Task material:
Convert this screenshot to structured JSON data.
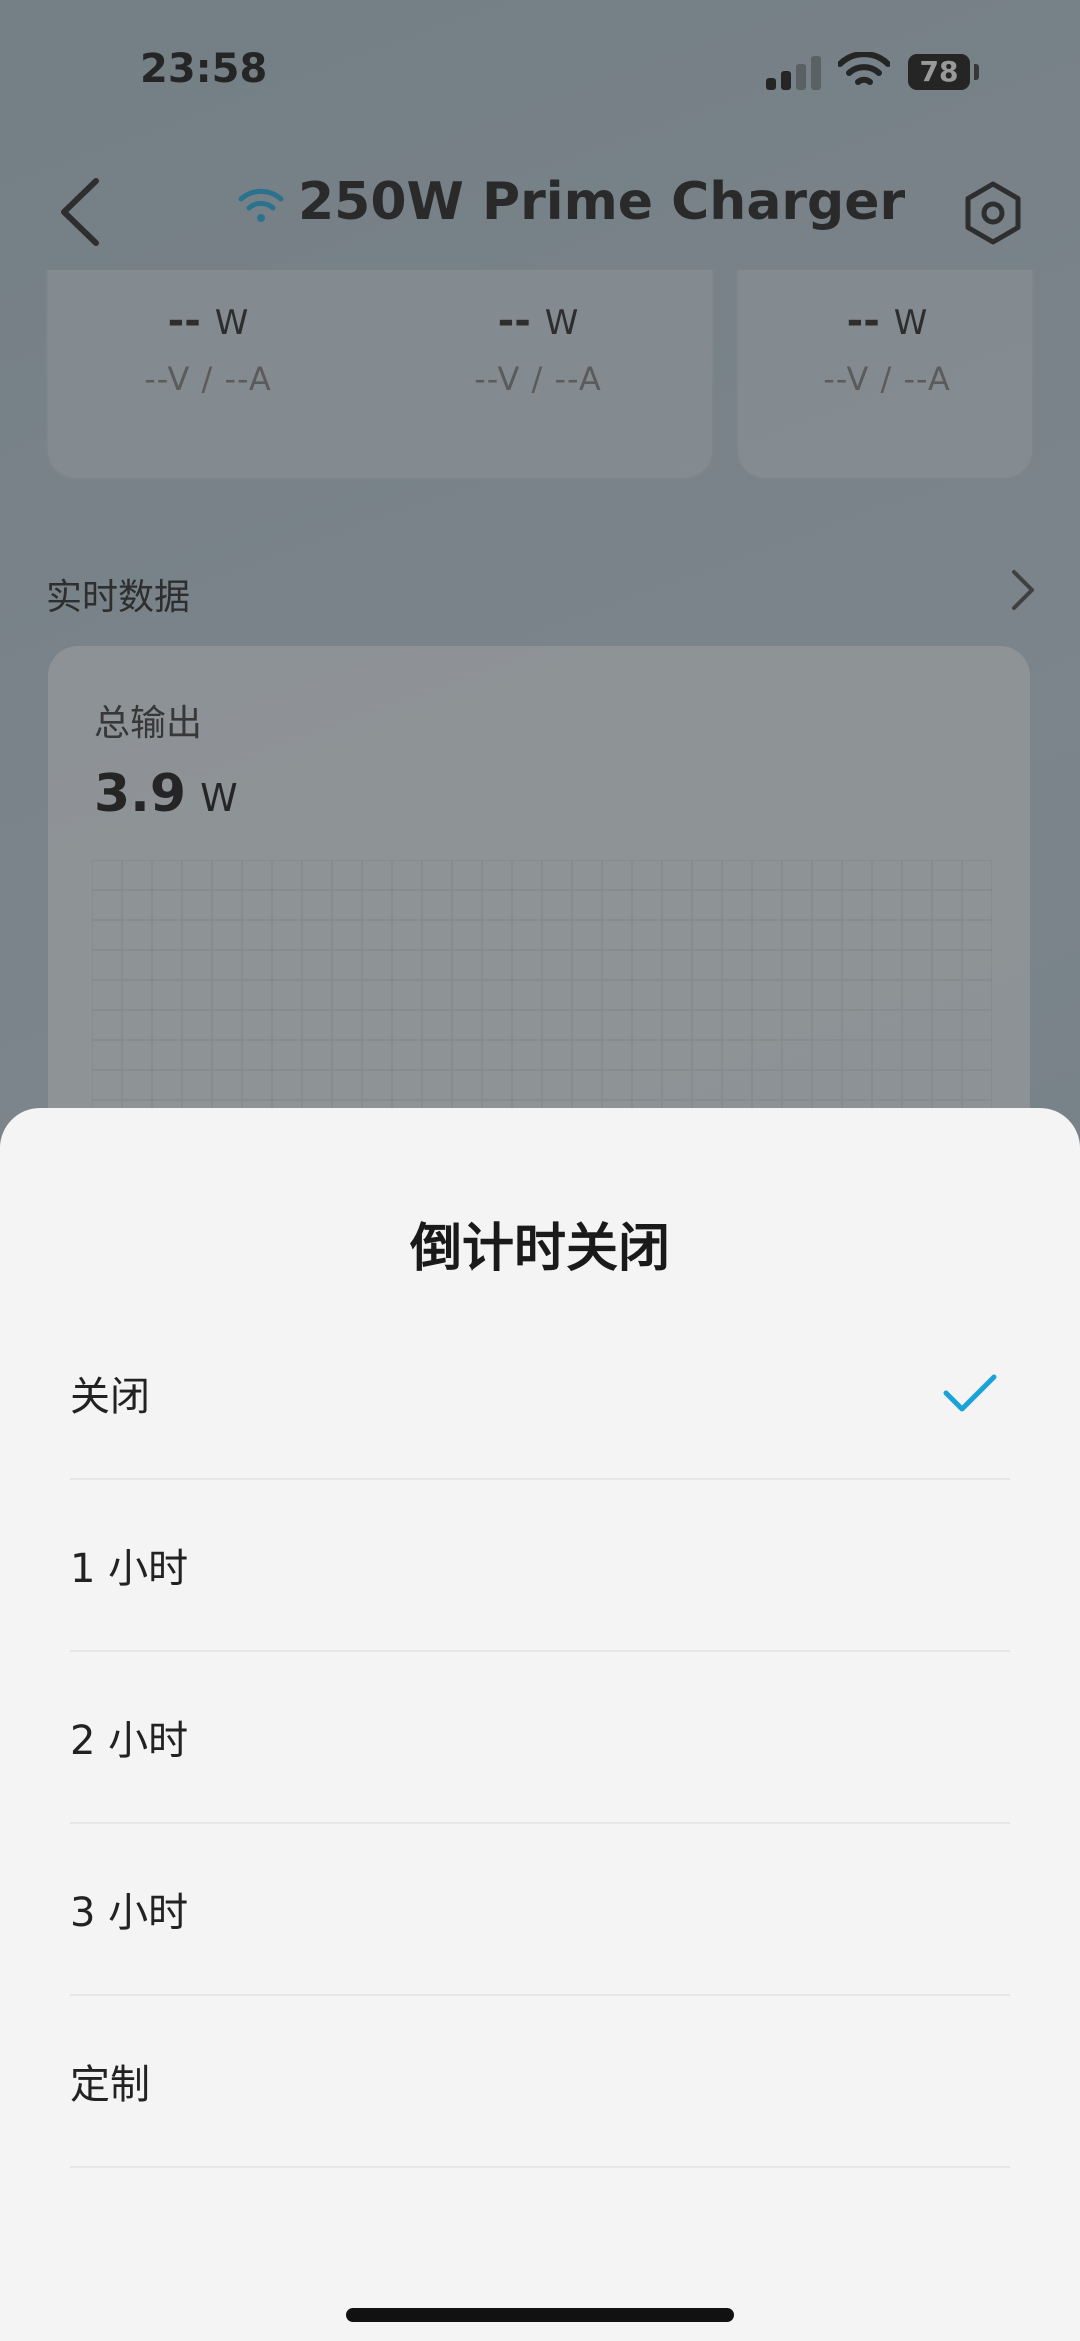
{
  "status_bar": {
    "time": "23:58",
    "battery": "78"
  },
  "header": {
    "title": "250W Prime Charger"
  },
  "ports": [
    {
      "power": "--",
      "unit": "W",
      "va": "--V / --A"
    },
    {
      "power": "--",
      "unit": "W",
      "va": "--V / --A"
    },
    {
      "power": "--",
      "unit": "W",
      "va": "--V / --A"
    }
  ],
  "realtime": {
    "section_label": "实时数据",
    "total_label": "总输出",
    "total_value": "3.9",
    "total_unit": "W"
  },
  "sheet": {
    "title": "倒计时关闭",
    "options": [
      {
        "label": "关闭",
        "selected": true
      },
      {
        "label": "1 小时",
        "selected": false
      },
      {
        "label": "2 小时",
        "selected": false
      },
      {
        "label": "3 小时",
        "selected": false
      },
      {
        "label": "定制",
        "selected": false
      }
    ]
  },
  "colors": {
    "accent": "#1aa3d9",
    "sheet_bg": "#f4f4f4"
  }
}
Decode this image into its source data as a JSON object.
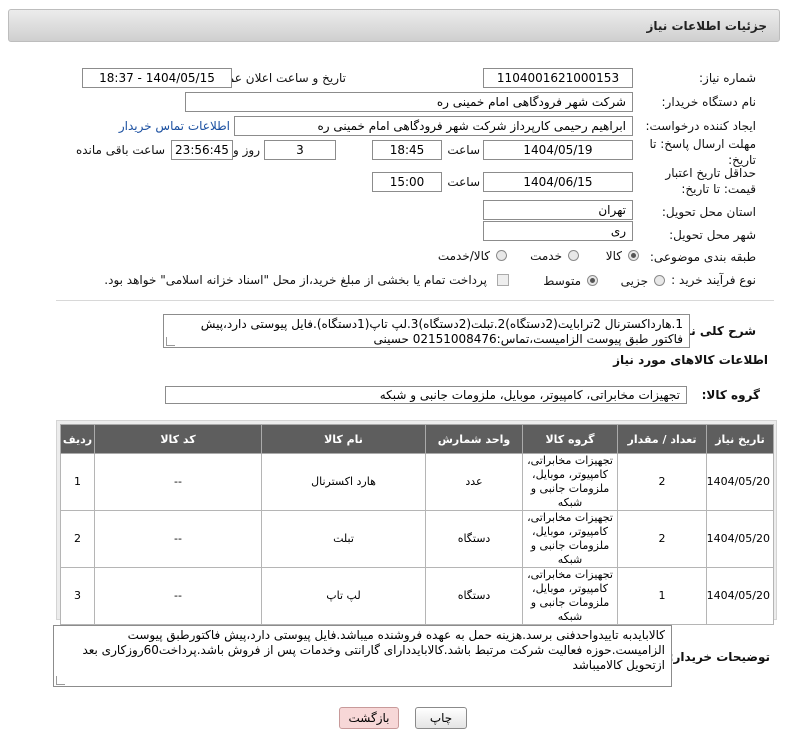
{
  "header": {
    "title": "جزئیات اطلاعات نیاز"
  },
  "form": {
    "need_number_label": "شماره نیاز:",
    "need_number": "1104001621000153",
    "announce_label": "تاریخ و ساعت اعلان عمومی:",
    "announce_value": "1404/05/15 - 18:37",
    "buyer_org_label": "نام دستگاه خریدار:",
    "buyer_org": "شرکت شهر فرودگاهی امام خمینی  ره",
    "creator_label": "ایجاد کننده درخواست:",
    "creator": "ابراهیم رحیمی کارپرداز شرکت شهر فرودگاهی امام خمینی  ره",
    "contact_link": "اطلاعات تماس خریدار",
    "deadline_label": "مهلت ارسال پاسخ: تا تاریخ:",
    "deadline_date": "1404/05/19",
    "time_label": "ساعت",
    "deadline_time": "18:45",
    "days_value": "3",
    "days_label": "روز و",
    "remaining_time": "23:56:45",
    "remaining_label": "ساعت باقی مانده",
    "validity_label": "حداقل تاریخ اعتبار قیمت: تا تاریخ:",
    "validity_date": "1404/06/15",
    "validity_time": "15:00",
    "province_label": "استان محل تحویل:",
    "province": "تهران",
    "city_label": "شهر محل تحویل:",
    "city": "ری",
    "category_label": "طبقه بندی موضوعی:",
    "category_options": [
      "کالا",
      "خدمت",
      "کالا/خدمت"
    ],
    "process_label": "نوع فرآیند خرید :",
    "process_options": [
      "جزیی",
      "متوسط"
    ],
    "payment_note": "پرداخت تمام یا بخشی از مبلغ خرید،از محل \"اسناد خزانه اسلامی\" خواهد بود.",
    "summary_label": "شرح کلی نیاز:",
    "summary": "1.هارداکسترنال 2ترابایت(2دستگاه)2.تبلت(2دستگاه)3.لپ تاپ(1دستگاه).فایل پیوستی دارد،پیش فاکتور طبق پیوست الزامیست،تماس:02151008476 حسینی"
  },
  "goods": {
    "section_title": "اطلاعات کالاهای مورد نیاز",
    "group_label": "گروه کالا:",
    "group_value": "تجهیزات مخابراتی، کامپیوتر، موبایل، ملزومات جانبی و شبکه",
    "columns": [
      "ردیف",
      "کد کالا",
      "نام کالا",
      "واحد شمارش",
      "گروه کالا",
      "تعداد / مقدار",
      "تاریخ نیاز"
    ],
    "rows": [
      {
        "row": "1",
        "code": "--",
        "name": "هارد اکسترنال",
        "unit": "عدد",
        "group": "تجهیزات مخابراتی، کامپیوتر، موبایل، ملزومات جانبی و شبکه",
        "qty": "2",
        "date": "1404/05/20"
      },
      {
        "row": "2",
        "code": "--",
        "name": "تبلت",
        "unit": "دستگاه",
        "group": "تجهیزات مخابراتی، کامپیوتر، موبایل، ملزومات جانبی و شبکه",
        "qty": "2",
        "date": "1404/05/20"
      },
      {
        "row": "3",
        "code": "--",
        "name": "لپ تاپ",
        "unit": "دستگاه",
        "group": "تجهیزات مخابراتی، کامپیوتر، موبایل، ملزومات جانبی و شبکه",
        "qty": "1",
        "date": "1404/05/20"
      }
    ]
  },
  "buyer_notes": {
    "label": "توضیحات خریدار:",
    "text": "کالابایدبه تاییدواحدفنی برسد.هزینه حمل به عهده فروشنده میباشد.فایل پیوستی دارد،پیش فاکتورطبق پیوست الزامیست.حوزه فعالیت شرکت مرتبط باشد.کالابایددارای گارانتی وخدمات پس از فروش باشد.پرداخت60روزکاری بعد ازتحویل کالامیباشد"
  },
  "buttons": {
    "print": "چاپ",
    "back": "بازگشت"
  }
}
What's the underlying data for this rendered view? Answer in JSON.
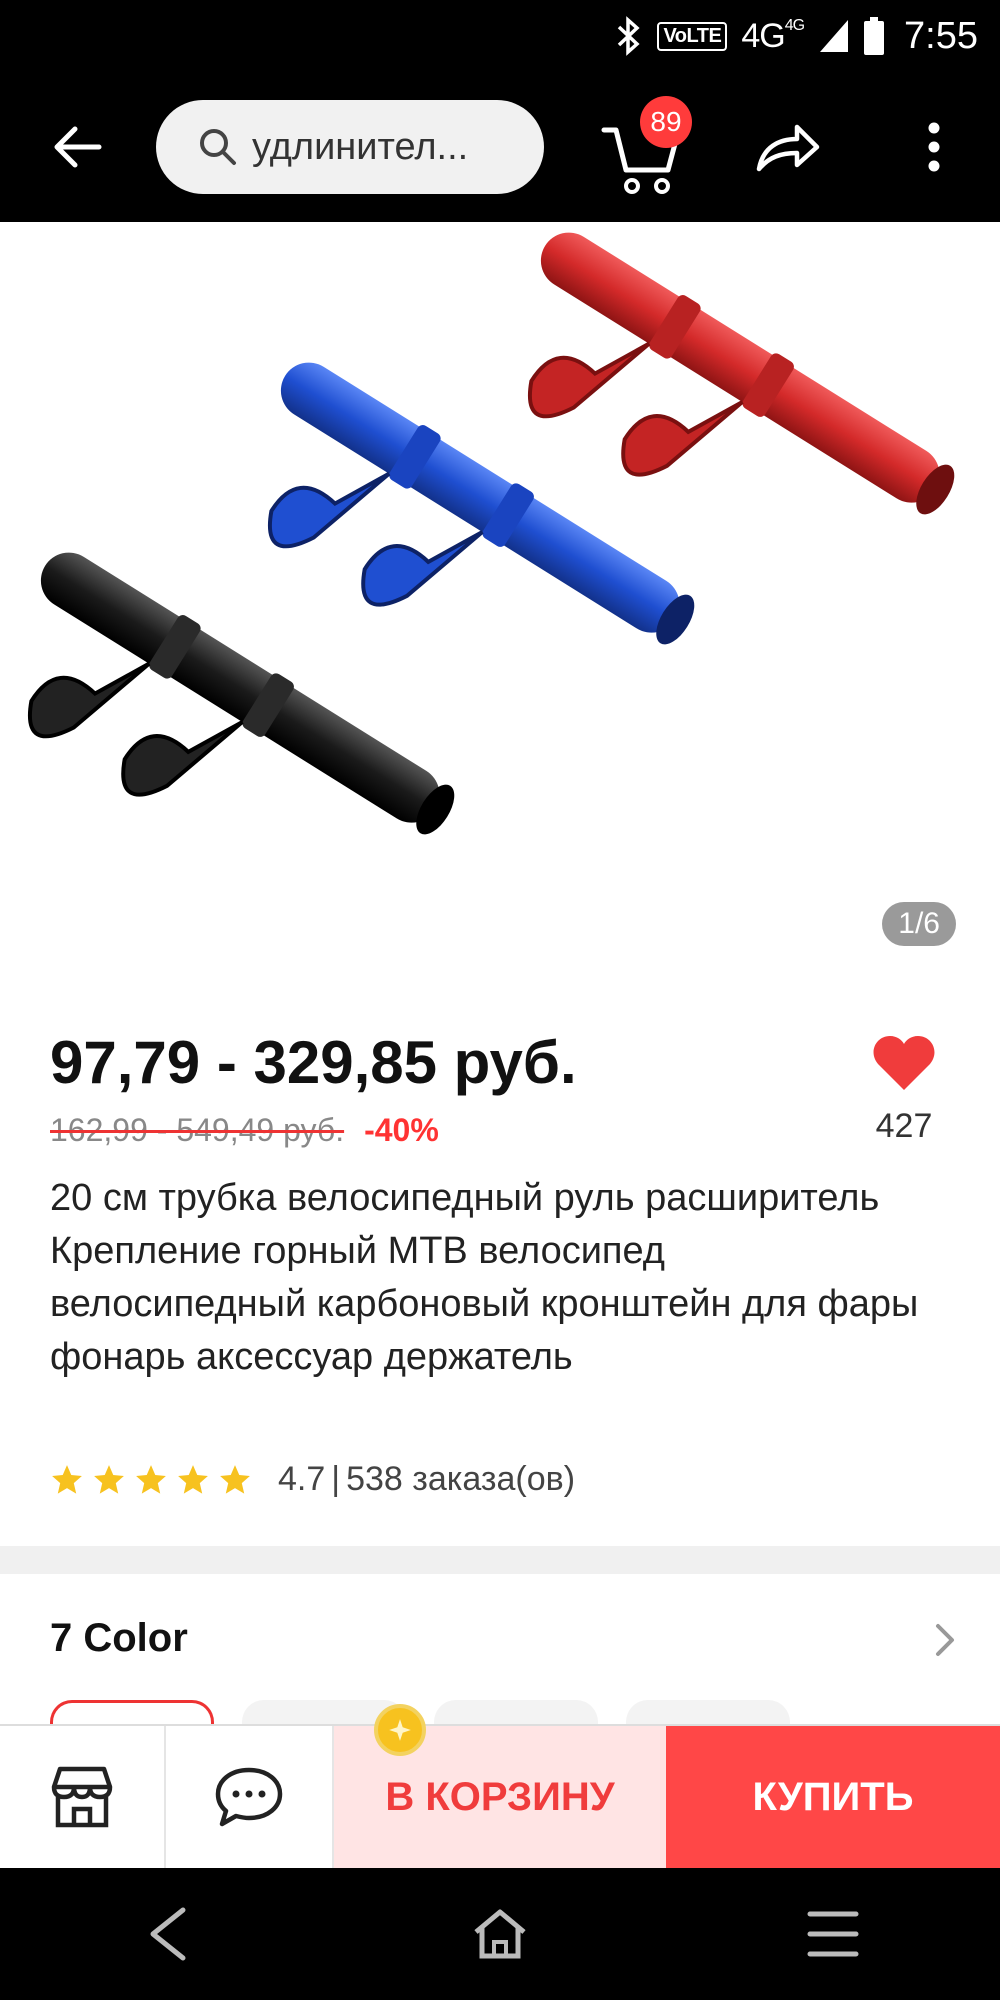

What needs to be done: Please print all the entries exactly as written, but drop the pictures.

Response below:
Convert this screenshot to structured JSON data.
{
  "status_bar": {
    "time": "23:58",
    "battery": "78"
  },
  "header": {
    "title": "250W Prime Charger"
  },
  "ports": [
    {
      "power": "--",
      "unit": "W",
      "va": "--V / --A"
    },
    {
      "power": "--",
      "unit": "W",
      "va": "--V / --A"
    },
    {
      "power": "--",
      "unit": "W",
      "va": "--V / --A"
    }
  ],
  "realtime": {
    "section_label": "实时数据",
    "total_label": "总输出",
    "total_value": "3.9",
    "total_unit": "W"
  },
  "sheet": {
    "title": "倒计时关闭",
    "options": [
      {
        "label": "关闭",
        "selected": true
      },
      {
        "label": "1 小时",
        "selected": false
      },
      {
        "label": "2 小时",
        "selected": false
      },
      {
        "label": "3 小时",
        "selected": false
      },
      {
        "label": "定制",
        "selected": false
      }
    ]
  },
  "colors": {
    "accent": "#1aa3d9",
    "sheet_bg": "#f4f4f4"
  }
}
Decode this image into its source data as a JSON object.
{
  "header": {
    "title": "جزئیات اطلاعات نیاز"
  },
  "form": {
    "need_number_label": "شماره نیاز:",
    "need_number": "1104001621000153",
    "announce_label": "تاریخ و ساعت اعلان عمومی:",
    "announce_value": "1404/05/15 - 18:37",
    "buyer_org_label": "نام دستگاه خریدار:",
    "buyer_org": "شرکت شهر فرودگاهی امام خمینی  ره",
    "creator_label": "ایجاد کننده درخواست:",
    "creator": "ابراهیم رحیمی کارپرداز شرکت شهر فرودگاهی امام خمینی  ره",
    "contact_link": "اطلاعات تماس خریدار",
    "deadline_label": "مهلت ارسال پاسخ: تا تاریخ:",
    "deadline_date": "1404/05/19",
    "time_label": "ساعت",
    "deadline_time": "18:45",
    "days_value": "3",
    "days_label": "روز و",
    "remaining_time": "23:56:45",
    "remaining_label": "ساعت باقی مانده",
    "validity_label": "حداقل تاریخ اعتبار قیمت: تا تاریخ:",
    "validity_date": "1404/06/15",
    "validity_time": "15:00",
    "province_label": "استان محل تحویل:",
    "province": "تهران",
    "city_label": "شهر محل تحویل:",
    "city": "ری",
    "category_label": "طبقه بندی موضوعی:",
    "category_options": [
      "کالا",
      "خدمت",
      "کالا/خدمت"
    ],
    "process_label": "نوع فرآیند خرید :",
    "process_options": [
      "جزیی",
      "متوسط"
    ],
    "payment_note": "پرداخت تمام یا بخشی از مبلغ خرید،از محل \"اسناد خزانه اسلامی\" خواهد بود.",
    "summary_label": "شرح کلی نیاز:",
    "summary": "1.هارداکسترنال 2ترابایت(2دستگاه)2.تبلت(2دستگاه)3.لپ تاپ(1دستگاه).فایل پیوستی دارد،پیش فاکتور طبق پیوست الزامیست،تماس:02151008476 حسینی"
  },
  "goods": {
    "section_title": "اطلاعات کالاهای مورد نیاز",
    "group_label": "گروه کالا:",
    "group_value": "تجهیزات مخابراتی، کامپیوتر، موبایل، ملزومات جانبی و شبکه",
    "columns": [
      "ردیف",
      "کد کالا",
      "نام کالا",
      "واحد شمارش",
      "گروه کالا",
      "تعداد / مقدار",
      "تاریخ نیاز"
    ],
    "rows": [
      {
        "row": "1",
        "code": "--",
        "name": "هارد اکسترنال",
        "unit": "عدد",
        "group": "تجهیزات مخابراتی، کامپیوتر، موبایل، ملزومات جانبی و شبکه",
        "qty": "2",
        "date": "1404/05/20"
      },
      {
        "row": "2",
        "code": "--",
        "name": "تبلت",
        "unit": "دستگاه",
        "group": "تجهیزات مخابراتی، کامپیوتر، موبایل، ملزومات جانبی و شبکه",
        "qty": "2",
        "date": "1404/05/20"
      },
      {
        "row": "3",
        "code": "--",
        "name": "لپ تاپ",
        "unit": "دستگاه",
        "group": "تجهیزات مخابراتی، کامپیوتر، موبایل، ملزومات جانبی و شبکه",
        "qty": "1",
        "date": "1404/05/20"
      }
    ]
  },
  "buyer_notes": {
    "label": "توضیحات خریدار:",
    "text": "کالابایدبه تاییدواحدفنی برسد.هزینه حمل به عهده فروشنده میباشد.فایل پیوستی دارد،پیش فاکتورطبق پیوست الزامیست.حوزه فعالیت شرکت مرتبط باشد.کالابایددارای گارانتی وخدمات پس از فروش باشد.پرداخت60روزکاری بعد ازتحویل کالامیباشد"
  },
  "buttons": {
    "print": "چاپ",
    "back": "بازگشت"
  }
}
What's the underlying data for this rendered view? Answer in JSON.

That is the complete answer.